Living on minimum wage. It’s something many have had to do, especially when we were younger. Maybe you had a minimum wage job when you were living at home with your parents or as you were working through school. Or maybe you are living on minimum wage right now. Depending on where you’re at in your life, minimum wage can be a right of passage or a serious threat to your financial health.
How to Live on Minimum Wage
Working for minimum wage isn’t anybody’s dream career. But here in the waking world, it’s a reality — especially when you’re young and fresh out of college.
Even if you’ve already got several years of work under your belt, you might find yourself in a minimum wage position; food service and retail jobs are a common fallback when you’re shifting gears or heading toward something new.
Although there’s some nationwide conversation about increasing the minimum wage to slightly more livable figures, most of us out there in the single-digit-dollars-per-hour trenches can’t hold our breath waiting for that to happen. Besides, by the time those changes actually take place, inflation may mean the paycheck is, in effect, almost exactly as meager.
But even in states like Kentucky and Pennsylvania, where minimum wage earners are still looking at a paltry $7.25 per hour, living on minimum wage is possible… even if it’s not ideal.
Here’s our best advice for making that minimum-wage paycheck cover your not-so-minimal expenses.
It’s All About the Budget
When your paycheck doesn’t leave much wiggle room, every cent counts. That’s why you absolutely need a budget if you’re a minimum wage earner.
If you don’t know where your cash is going, you’re helpless to put it to better use, and you can quickly find yourself in a debt spiral — and trust me, that is not where you want to be. Besides, budgeting is a smart financial habit that’ll still be worthwhile once those paychecks start increasing.
If the idea of sitting down with a pencil and paper makes your eyes glaze over, there’s good news: You can let the magic of the digital age do most of the footwork for you. Apps like Mint and Personal Capital allow you to connect all your various financial accounts and credit cards, so you’ll automatically be able to see exactly where your money is going.
From there, you can look for expenses to cut — which, when you’re on a minimum wage allowance, may be pretty ruthless. Do you really need your Netflix account? How about that daily coffee? Cutting alcohol could save you dozens of dollars a week… and leave you feeling a whole lot better.
Once you see which categories are wicking away your hard-earned dollars, you can set custom budgets for each. Start with your basic, non-negotiable expenses: rent, groceries, a generous estimate for utilities, transportation expenses, cell phone, savings. Only then should you add in the extras.

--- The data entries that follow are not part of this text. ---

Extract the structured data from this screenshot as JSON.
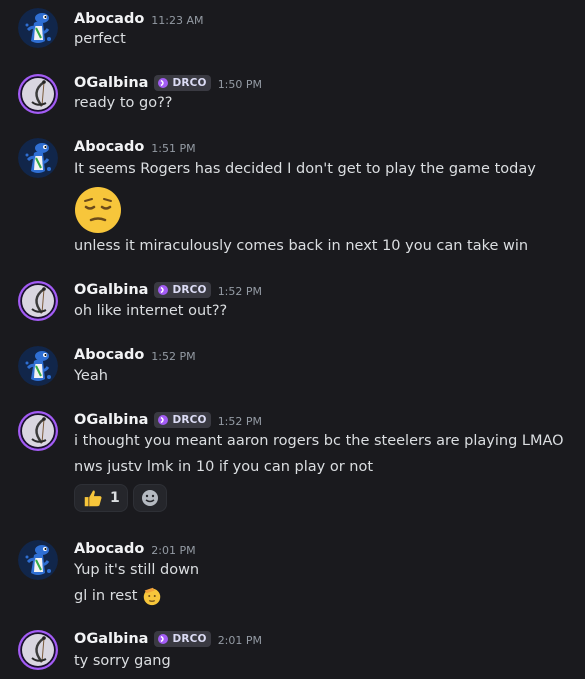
{
  "users": {
    "abocado": {
      "name": "Abocado"
    },
    "ogalbina": {
      "name": "OGalbina",
      "tag": "DRCO"
    }
  },
  "messages": [
    {
      "time": "11:23 AM",
      "lines": [
        "perfect"
      ]
    },
    {
      "time": "1:50 PM",
      "lines": [
        "ready to go??"
      ]
    },
    {
      "time": "1:51 PM",
      "lines": [
        "It seems Rogers has decided I don't get to play the game today",
        "unless it miraculously comes back in next 10 you can take win"
      ],
      "emoji": "pensive-face"
    },
    {
      "time": "1:52 PM",
      "lines": [
        "oh like internet out??"
      ]
    },
    {
      "time": "1:52 PM",
      "lines": [
        "Yeah"
      ]
    },
    {
      "time": "1:52 PM",
      "lines": [
        "i thought you meant aaron rogers bc the steelers are playing LMAO",
        "nws justv lmk in 10 if you can play or not"
      ],
      "reactions": [
        {
          "emoji": "thumbs-up",
          "count": "1"
        }
      ]
    },
    {
      "time": "2:01 PM",
      "lines": [
        "Yup it's still down",
        "gl in rest"
      ],
      "inline_emoji": "saluting-face"
    },
    {
      "time": "2:01 PM",
      "lines": [
        "ty sorry gang"
      ]
    }
  ],
  "colors": {
    "background": "#1a1a1e",
    "text": "#dbdee1",
    "username": "#f2f3f5",
    "timestamp": "#949ba4",
    "tag_bg": "#3a3a42",
    "tag_icon": "#a35cf5",
    "avatar_abocado_bg": "#11264a",
    "avatar_ogalbina_ring": "#a35cf5",
    "emoji_yellow": "#f7c63b"
  }
}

By the way, yes, it is possible to save up a stash of cash even when you’re not making much of it — and it’s super important to do so. Here’s a guide to starting a small nest egg when you’re living paycheck to paycheck.
Personal Capital is a free tool that connects to your bank and helps you track your expenses. I use it daily to manage my finances.

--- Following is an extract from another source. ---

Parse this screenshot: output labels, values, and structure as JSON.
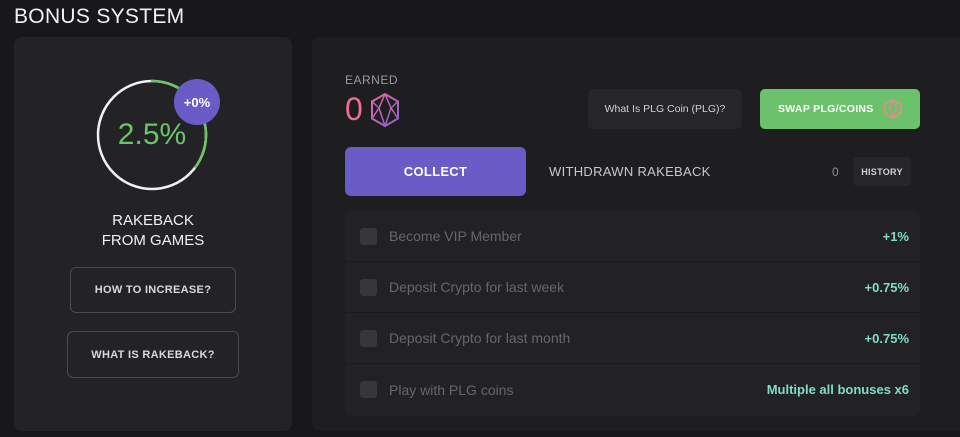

Find Other Revenue Streams
Here’s the thing: Living on minimum wage is possible… but it’s definitely not cozy. Especially if you’ve got a family to feed.
Finding extra sources of revenue is a great way to ease the financial tension.
You may think you don’t have any time for a side-gig. After all, minimum wage jobs are not exactly known for their breezy, steady schedules.
But even if your weekly calendar always looks hectic, there are tons of totally doable ways to make money fast.
Of course, none of them are going to make you an overnight millionaire… but every cent counts when you’re trying to pay those bills!
Don’t Let Debt Weigh You Down
When you don’t have much cash money to your name, it’s tempting to start putting things on credit.
But of all the different kinds of debt out there, revolving credit card debt may just be the worst. Compound interest charged at high annual rates means you could end up paying almost double each dollar you spend on your card in the long run.
That’s why it’s important to strategize your debt repayment process and pay off that credit card debt fast. Then you can focus on whittling away others, like your mortgage and student loans.
Living on Minimum Wage: A Temporary Stop on Your Financial Journey
The best thing about minimum wage is that you’re probably not going to be making it forever.
Although scoring a new job is never easy, if you work hard and stay persistent, you can find opportunities that offer better compensation… and require less time folding shirts or dunking fries into hot oil.
And once you do, your time living on a shoestring salary will have made you a super-savvy saver, ready to conquer your financial goals and put those nice, fat paychecks to good use.
Who knew minimum wage jobs came with such great returns?
Have you ever had to live on minimum wage? Are you doing so right now? What tips or tricks have you got for anyone that’s living on minimum wage?